In waist-deep mud, soccer played in slow motion at swamp World Cup


Players of Zero Erectus and Korpiklaani play during a game at the Swamp Soccer World Championships tournament in Hyrynsalmi, Finland, July 13, 2018. 

Lehtikuva/Kimmo Rauatmaa/via Reuters 

As soccer enthusiasts around the globe gear up for the World Cup's grand finale in Russia, the champions of a far muddier version of the game were crowned at a swamp in northern Finland on Saturday.

In the 19th Swamp Soccer World Championships in the small town of Hyrynsalmi, the Russian team Lakes Profi won their second consecutive title by beating Finland's Horstin Honkays in the final in a penalty shootout.

"Sometimes it's mud up to the groin, while in some parts of the pitch it's less soggy," organizer Kimmo Kyhala told Reuters.

"This is very tough sport.
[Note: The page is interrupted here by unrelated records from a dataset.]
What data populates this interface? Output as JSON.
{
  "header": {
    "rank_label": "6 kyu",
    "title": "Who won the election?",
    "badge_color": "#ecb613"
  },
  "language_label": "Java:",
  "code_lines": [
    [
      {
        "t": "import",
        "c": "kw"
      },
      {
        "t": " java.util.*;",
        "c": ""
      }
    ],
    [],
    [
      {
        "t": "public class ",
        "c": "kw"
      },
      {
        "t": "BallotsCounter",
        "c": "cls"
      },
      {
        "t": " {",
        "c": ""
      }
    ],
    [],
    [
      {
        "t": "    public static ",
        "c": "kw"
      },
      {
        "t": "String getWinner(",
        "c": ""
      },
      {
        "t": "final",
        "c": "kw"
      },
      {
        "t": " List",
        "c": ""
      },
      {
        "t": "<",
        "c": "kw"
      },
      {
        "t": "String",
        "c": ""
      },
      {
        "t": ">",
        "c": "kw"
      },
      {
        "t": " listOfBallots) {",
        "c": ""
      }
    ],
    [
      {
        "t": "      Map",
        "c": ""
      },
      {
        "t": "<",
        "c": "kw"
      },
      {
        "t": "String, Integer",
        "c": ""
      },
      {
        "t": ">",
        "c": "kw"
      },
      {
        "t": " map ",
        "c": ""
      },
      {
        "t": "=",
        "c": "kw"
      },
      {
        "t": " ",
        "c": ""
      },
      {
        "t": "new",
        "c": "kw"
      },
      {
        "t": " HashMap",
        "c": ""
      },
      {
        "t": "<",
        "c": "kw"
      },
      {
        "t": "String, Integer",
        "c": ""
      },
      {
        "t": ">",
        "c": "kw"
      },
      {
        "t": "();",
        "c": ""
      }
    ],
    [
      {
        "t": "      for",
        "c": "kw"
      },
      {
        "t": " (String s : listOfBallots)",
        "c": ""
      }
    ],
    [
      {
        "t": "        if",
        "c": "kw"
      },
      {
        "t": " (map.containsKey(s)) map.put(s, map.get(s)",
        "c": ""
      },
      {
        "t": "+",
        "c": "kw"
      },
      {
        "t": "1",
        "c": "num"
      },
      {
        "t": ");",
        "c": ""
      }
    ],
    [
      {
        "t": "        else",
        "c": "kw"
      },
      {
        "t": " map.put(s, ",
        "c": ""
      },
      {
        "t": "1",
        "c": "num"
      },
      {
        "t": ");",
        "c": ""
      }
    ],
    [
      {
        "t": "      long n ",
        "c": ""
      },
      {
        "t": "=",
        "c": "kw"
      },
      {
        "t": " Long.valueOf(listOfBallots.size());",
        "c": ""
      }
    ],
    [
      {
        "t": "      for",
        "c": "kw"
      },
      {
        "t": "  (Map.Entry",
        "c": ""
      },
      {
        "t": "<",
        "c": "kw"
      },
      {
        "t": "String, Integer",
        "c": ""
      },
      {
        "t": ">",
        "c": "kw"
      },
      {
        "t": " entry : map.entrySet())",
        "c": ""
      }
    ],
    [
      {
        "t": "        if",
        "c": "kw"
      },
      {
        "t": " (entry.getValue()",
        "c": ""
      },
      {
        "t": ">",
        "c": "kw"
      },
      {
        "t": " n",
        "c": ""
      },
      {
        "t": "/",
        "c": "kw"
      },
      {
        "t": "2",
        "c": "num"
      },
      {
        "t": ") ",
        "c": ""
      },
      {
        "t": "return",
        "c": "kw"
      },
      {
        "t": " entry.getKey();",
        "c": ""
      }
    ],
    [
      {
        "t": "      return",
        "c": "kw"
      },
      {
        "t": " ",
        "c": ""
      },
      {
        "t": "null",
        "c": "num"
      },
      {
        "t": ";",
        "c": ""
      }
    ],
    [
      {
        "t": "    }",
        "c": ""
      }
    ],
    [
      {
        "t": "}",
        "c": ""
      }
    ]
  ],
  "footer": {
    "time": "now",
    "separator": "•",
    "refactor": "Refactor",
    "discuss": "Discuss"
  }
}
A slim body and long legs are advantages," he said. "A good player must be like a moose in the swamp."

Some 2,000 players representing 165 teams took part in the tournament, most of them from Finland, Russia, Sweden and Germany.

A swamp soccer match involves two 10-minute halves and both teams have six players on the pitch.

After the games, players caked in mud washed up at a sauna and a swamp pond before heading to a nearby swamp rock festival.

"This is a very relaxed event. Top category teams are more ambitious while some teams might be colleagues from work who come over to have some fun," Kyhala said.

Kyhala said Russia was interested in holding the games this year in conjunction with the World Cup, but Hyrynsalmi stuck to the tradition.

The game originates from Finnish skiers' strength training, which included running in swamps.

(Reporting by Jussi Rosendahl; Editing by Helen Popper)

Sign up for our daily newsletter

Sign up for The Top of the World, delivered to your inbox every weekday morning.